November 9th, 2015 by

Inflammasomes are high-molecular weight protein complexes that assemble in the cytosol upon pathogen encounter. This results in caspase-1 dependent pro-inflammatory cytokine maturation, as well as a special type of cell death, known as pyroptosis. The Nlrp3 inflammasome plays a pivotal role in pathogen defense but at the same time its activity has also been implicated in many common sterile inflammatory conditions. To this effect, several studies have identified Nlrp3 inflammasome engagement in a number of common human diseases such as atherosclerosis, type 2 diabetes, Alzheimer's disease or gout. While it has been shown that known Nlrp3 stimuli converge on potassium ion efflux upstream of Nlrp3 activation, the exact molecular mechanism of Nlrp3 activation remains elusive. Here, we describe a genome-wide CRISPR/Cas9 screen in immortalized mouse macrophages aiming at the unbiased identification of gene products involved in Nlrp3 inflammasome activation. We employed a FACS-based screen for Nlrp3-dependent cell death, using the ionophoric compound nigericin as a potassium efflux-inducing stimulus.
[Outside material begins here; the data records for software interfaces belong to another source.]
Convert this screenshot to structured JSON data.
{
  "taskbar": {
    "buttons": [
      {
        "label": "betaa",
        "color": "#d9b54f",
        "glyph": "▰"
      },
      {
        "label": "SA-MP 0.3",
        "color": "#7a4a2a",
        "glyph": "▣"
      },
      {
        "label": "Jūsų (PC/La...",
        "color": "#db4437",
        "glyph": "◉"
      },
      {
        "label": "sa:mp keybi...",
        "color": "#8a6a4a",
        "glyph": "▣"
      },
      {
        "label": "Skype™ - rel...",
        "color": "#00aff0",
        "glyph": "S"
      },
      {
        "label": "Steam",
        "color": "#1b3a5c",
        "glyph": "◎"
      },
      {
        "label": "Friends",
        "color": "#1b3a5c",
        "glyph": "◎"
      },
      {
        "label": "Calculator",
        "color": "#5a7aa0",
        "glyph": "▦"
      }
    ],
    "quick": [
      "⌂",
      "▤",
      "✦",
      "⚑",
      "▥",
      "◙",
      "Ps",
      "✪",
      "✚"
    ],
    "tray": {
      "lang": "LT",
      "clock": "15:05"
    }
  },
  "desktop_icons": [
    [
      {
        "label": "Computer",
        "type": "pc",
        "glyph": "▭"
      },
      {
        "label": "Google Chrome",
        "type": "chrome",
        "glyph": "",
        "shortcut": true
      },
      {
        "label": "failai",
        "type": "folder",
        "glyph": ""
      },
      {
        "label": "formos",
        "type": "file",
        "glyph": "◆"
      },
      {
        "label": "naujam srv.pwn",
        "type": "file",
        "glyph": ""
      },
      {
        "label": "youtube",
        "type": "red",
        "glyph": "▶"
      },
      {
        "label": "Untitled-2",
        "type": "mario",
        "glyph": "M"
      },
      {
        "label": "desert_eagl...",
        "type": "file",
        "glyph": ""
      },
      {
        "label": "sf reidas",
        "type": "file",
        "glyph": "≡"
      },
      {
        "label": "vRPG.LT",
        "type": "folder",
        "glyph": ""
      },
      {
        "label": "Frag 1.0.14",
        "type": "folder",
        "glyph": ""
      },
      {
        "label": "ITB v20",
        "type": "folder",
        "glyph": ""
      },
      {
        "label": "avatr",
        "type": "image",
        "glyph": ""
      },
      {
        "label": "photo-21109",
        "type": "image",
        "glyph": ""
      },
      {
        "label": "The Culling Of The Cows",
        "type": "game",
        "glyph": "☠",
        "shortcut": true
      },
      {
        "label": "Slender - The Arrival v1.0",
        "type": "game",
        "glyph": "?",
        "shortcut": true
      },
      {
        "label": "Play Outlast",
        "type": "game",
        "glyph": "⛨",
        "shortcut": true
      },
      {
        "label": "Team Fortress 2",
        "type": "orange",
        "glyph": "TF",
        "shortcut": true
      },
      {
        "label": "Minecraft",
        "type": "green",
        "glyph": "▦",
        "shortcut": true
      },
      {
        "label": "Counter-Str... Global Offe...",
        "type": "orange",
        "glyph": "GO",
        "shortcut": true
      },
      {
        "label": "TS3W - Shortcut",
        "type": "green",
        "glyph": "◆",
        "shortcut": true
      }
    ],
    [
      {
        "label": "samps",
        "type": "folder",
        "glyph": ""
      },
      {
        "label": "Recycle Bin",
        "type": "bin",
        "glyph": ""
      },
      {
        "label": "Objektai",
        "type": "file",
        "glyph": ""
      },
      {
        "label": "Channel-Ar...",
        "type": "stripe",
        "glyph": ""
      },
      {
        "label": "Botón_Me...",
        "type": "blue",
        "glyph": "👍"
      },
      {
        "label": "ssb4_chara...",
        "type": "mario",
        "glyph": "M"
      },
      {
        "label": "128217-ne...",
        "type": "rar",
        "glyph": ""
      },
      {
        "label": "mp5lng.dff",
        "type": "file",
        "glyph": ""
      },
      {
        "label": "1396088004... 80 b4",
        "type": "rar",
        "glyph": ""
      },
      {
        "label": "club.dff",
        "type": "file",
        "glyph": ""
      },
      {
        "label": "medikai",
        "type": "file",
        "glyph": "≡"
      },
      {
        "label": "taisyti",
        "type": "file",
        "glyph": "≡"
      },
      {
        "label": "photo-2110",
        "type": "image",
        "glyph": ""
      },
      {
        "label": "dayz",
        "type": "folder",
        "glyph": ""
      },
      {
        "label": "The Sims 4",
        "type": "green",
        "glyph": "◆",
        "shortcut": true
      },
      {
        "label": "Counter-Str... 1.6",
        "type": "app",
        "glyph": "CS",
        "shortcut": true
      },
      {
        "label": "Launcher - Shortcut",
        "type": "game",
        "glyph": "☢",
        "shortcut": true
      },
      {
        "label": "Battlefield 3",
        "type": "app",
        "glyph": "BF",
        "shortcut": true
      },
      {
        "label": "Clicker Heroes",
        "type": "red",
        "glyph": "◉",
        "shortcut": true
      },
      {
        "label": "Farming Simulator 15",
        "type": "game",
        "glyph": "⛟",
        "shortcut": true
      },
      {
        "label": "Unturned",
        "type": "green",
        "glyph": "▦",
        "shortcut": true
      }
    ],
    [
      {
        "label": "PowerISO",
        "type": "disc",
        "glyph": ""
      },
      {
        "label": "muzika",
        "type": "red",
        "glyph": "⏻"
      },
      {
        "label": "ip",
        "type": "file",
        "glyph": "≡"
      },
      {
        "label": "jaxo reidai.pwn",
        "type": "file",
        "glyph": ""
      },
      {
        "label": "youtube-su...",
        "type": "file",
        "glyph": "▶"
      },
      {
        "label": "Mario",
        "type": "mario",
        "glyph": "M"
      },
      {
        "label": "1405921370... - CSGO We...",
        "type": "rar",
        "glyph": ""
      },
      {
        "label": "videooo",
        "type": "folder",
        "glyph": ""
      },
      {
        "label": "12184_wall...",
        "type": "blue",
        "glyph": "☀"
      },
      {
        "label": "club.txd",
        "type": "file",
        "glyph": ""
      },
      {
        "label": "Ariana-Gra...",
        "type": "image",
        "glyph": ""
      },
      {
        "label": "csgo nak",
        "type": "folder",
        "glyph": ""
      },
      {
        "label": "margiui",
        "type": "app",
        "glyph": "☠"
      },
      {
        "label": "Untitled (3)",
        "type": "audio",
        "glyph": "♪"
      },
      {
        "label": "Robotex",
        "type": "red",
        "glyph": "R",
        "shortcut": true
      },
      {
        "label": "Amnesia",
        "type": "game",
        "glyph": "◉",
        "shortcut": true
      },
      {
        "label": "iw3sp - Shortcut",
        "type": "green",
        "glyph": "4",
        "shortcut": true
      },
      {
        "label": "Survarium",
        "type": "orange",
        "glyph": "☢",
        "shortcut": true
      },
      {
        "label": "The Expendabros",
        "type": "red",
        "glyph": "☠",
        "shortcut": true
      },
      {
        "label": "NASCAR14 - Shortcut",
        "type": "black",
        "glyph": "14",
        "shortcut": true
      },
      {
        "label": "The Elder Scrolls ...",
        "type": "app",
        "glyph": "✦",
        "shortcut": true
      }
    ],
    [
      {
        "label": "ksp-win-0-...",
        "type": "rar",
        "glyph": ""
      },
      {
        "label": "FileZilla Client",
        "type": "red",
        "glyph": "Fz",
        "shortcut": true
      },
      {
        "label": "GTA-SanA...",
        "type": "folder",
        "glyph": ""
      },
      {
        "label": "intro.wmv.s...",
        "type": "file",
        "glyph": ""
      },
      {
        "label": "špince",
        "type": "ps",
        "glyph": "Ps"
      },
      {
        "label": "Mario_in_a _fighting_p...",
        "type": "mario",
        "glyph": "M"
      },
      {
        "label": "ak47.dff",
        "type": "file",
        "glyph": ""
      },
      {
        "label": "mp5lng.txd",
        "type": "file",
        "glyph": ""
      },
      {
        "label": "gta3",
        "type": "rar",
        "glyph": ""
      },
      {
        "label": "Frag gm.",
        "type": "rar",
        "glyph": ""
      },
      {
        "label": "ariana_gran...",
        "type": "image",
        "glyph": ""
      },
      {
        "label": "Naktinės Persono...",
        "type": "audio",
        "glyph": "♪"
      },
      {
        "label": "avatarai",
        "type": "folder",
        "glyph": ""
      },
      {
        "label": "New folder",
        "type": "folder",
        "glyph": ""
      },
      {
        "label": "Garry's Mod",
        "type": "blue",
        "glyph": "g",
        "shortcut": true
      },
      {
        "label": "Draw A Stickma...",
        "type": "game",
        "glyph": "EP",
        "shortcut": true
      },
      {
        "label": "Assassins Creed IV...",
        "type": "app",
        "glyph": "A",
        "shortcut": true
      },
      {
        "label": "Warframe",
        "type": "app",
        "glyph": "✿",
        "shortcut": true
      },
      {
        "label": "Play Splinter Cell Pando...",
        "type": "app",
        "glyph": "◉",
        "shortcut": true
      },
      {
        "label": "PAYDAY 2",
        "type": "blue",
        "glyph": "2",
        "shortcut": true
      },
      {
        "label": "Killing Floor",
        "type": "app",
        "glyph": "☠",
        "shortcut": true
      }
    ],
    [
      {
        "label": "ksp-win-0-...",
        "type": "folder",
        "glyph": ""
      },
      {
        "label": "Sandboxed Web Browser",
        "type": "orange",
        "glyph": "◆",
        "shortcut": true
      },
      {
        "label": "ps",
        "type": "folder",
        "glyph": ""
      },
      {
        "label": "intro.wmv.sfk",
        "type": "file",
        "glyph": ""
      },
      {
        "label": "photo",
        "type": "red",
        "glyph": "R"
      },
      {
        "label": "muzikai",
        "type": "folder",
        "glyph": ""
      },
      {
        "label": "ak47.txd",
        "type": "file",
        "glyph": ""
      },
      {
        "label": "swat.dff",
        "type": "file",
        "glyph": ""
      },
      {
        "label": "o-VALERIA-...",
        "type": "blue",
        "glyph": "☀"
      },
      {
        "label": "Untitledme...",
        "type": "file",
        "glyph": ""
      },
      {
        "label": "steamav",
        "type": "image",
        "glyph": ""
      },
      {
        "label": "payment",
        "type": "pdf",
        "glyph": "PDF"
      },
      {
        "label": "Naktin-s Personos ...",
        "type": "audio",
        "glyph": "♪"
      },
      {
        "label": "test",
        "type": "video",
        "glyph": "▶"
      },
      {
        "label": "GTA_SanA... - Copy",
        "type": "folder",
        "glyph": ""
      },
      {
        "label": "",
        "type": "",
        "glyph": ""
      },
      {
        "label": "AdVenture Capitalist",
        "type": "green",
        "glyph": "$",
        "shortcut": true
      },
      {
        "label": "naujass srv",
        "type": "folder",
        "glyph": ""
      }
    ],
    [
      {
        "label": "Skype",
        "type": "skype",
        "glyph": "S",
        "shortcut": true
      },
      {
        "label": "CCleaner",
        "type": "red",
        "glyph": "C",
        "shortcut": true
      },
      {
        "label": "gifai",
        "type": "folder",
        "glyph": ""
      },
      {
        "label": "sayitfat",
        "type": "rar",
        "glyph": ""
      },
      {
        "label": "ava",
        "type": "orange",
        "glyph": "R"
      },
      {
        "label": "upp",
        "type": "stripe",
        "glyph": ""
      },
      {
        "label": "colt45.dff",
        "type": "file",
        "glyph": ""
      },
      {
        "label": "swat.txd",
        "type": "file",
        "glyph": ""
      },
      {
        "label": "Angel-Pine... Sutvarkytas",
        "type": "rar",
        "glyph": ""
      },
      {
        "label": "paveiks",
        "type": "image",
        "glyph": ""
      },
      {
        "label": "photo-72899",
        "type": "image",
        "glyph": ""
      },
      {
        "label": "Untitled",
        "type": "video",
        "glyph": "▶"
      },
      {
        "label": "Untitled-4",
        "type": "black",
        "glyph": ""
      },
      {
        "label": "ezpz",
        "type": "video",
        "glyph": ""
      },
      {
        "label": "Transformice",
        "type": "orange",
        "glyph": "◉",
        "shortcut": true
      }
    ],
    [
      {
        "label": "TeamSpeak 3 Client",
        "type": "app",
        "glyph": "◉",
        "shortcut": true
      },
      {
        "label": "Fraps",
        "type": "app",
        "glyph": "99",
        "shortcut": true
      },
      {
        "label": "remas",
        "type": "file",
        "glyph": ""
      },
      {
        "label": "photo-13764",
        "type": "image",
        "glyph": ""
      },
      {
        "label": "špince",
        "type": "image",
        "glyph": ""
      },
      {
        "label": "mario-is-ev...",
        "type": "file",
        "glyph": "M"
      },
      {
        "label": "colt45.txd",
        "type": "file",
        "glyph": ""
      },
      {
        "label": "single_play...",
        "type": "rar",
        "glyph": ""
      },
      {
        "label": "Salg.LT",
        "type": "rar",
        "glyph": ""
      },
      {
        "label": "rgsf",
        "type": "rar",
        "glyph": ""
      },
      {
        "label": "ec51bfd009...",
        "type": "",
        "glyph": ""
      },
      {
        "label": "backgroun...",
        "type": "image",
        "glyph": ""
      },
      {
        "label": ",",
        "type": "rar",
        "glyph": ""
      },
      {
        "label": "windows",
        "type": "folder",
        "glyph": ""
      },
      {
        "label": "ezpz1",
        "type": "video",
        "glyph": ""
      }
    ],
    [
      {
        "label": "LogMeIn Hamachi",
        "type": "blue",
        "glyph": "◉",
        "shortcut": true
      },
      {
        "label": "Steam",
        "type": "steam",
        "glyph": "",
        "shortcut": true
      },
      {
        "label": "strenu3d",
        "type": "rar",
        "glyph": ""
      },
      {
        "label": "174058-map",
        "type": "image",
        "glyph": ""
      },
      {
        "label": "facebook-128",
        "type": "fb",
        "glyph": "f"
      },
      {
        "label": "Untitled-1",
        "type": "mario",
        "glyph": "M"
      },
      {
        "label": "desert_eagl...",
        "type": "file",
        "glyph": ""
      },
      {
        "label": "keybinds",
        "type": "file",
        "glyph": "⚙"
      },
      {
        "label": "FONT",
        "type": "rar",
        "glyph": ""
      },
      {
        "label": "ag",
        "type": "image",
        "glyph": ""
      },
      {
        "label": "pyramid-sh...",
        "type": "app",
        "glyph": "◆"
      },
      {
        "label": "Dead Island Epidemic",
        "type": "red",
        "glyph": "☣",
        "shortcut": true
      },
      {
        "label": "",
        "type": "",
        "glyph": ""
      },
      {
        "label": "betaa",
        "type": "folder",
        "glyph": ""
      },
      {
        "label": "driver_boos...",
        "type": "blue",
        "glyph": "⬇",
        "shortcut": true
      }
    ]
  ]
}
Using a genome-wide gRNA library, we found that targeting Nek7 rescued macrophages from nigericin-induced lethality. Subsequent studies revealed that murine macrophages deficient in Nek7 displayed a largely blunted Nlrp3 inflammasome response, whereas Aim2-mediated inflammasome activation proved to be fully intact. While the mechanism of Nek7 functioning upstream of Nlrp3 yet remains elusive, these studies provide a first genetic handle of a component that specifically functions upstream of Nlrp3.